Neville Southall, the only man to play more times for Wales than Gary Speed, wants a memorial match staged at Cardiff's Millennium Stadium in honour of the former national manager.
Speed, 42, was found hanged at his home in Cheshire early on Sunday morning in an apparent suicide and an inquest into his death will be opened later on Tuesday.
"I'd love to see Wales play a game in an international week against players from his former clubs," the 53-year-old Southall, a former Wales and Everton team mate of Speed's, told British newspapers.
"Get some of the Newcastle lads down, Everton, Bolton, Sheffield United, Leeds and dedicate the game to his family.
"You don't know what sort of state his finances are in. Pack the Millennium and everyone can pay their respects. If that can't be done, I'd like to see a proper footballing power turn up. It would be sombre, but a success."
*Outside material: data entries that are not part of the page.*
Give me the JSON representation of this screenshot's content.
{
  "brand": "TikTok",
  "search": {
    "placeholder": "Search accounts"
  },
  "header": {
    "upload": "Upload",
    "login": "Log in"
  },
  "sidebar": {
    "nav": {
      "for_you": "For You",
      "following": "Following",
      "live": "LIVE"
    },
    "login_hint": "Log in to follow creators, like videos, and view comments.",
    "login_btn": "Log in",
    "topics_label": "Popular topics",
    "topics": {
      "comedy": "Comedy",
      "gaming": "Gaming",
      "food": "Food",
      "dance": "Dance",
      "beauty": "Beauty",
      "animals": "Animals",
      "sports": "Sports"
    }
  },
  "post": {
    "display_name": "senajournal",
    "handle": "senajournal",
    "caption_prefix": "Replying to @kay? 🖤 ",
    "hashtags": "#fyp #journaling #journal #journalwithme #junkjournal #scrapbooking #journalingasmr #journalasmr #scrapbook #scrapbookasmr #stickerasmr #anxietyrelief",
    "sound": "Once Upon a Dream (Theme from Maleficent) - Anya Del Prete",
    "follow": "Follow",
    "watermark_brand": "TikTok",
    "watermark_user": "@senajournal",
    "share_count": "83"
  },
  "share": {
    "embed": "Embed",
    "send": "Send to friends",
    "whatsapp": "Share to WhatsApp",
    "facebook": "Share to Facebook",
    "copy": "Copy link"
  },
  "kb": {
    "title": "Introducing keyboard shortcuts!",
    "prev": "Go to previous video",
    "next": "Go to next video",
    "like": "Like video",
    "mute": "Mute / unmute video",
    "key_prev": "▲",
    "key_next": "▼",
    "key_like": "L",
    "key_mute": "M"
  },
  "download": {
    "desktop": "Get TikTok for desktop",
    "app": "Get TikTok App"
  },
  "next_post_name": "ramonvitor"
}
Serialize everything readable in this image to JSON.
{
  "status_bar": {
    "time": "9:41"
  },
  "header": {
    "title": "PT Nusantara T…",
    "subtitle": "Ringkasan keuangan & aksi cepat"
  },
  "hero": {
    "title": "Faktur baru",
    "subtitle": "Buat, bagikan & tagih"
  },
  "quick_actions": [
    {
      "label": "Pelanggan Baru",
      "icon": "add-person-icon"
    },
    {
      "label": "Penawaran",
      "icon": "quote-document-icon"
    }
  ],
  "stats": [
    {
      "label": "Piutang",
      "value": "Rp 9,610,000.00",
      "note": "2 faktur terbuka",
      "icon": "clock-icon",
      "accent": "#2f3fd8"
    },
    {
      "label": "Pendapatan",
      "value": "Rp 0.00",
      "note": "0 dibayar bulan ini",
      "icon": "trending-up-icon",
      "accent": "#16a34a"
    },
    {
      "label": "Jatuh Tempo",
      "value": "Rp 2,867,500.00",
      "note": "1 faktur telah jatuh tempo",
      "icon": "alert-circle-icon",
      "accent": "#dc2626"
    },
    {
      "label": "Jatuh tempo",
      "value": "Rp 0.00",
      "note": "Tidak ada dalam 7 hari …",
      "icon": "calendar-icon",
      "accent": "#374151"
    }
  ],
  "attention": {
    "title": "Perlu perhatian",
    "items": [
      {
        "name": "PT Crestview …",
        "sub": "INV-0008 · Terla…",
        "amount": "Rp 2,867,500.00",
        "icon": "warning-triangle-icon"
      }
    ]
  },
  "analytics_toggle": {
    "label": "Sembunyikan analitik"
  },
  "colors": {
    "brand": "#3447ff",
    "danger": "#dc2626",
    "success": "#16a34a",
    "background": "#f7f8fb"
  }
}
Southall also said the Wales Footballer of the Year Award should be named after Speed who had begun to transform Welsh fortunes having led them to three wins in a row.
"It'd be nice if they name the Wales Player Of The Year award after Gary. Name a stand after him. It would be nice for Everton to do something."
Everton have said that his team mates from 1996 to 1998 will be invited to Goodison Park on Sunday for the match against Stoke City as part of a tribute to their former midfielder, who was also a boyhood Everton fan.
BOOK OF CONDOLENCE
There will also be a minute's silence before the Premier League fixture and the club have opened a book of condolence.
Leeds fans will sing Speed's name for 11 minutes from the 11th minute of Tuesday's Championship match at Nottingham Forest. Speed wore the No. 11 shirt during his eight years at the club.
There has been an outpouring of stunned public grief following his death with so many tributes pouring into the Football Association of Wales's online book of condolence that it crashed on Monday.
PFA chief executive Gordon Taylor said: "There will be an overwhelming sense that we want to do something together to show how loved and regarded he was in the football world. There is a terrible sense of loss."
Speed's close friend, former England striker and Newcastle team mate Alan Shearer, summed up what many felt when he wrote in The Sun: "The question I keep asking myself, and have done so since I heard the dreadful news, is: Why?
"I was with him on Saturday for most of the day. There was not an inkling of anything wrong with him. He was his usual bright, cheerful, mickey-taking self."
Shearer said the two had made plans to go on holiday with their families to Portugal again as they did this year, and that Speed planned to stay at Shearer's house next Friday after a charity event in Newcastle.
"When we parted on Saturday he made some jokey remark about my golf. 'See you next weekend' were his last words to me.
"They were not the words of someone planning to do something so awful."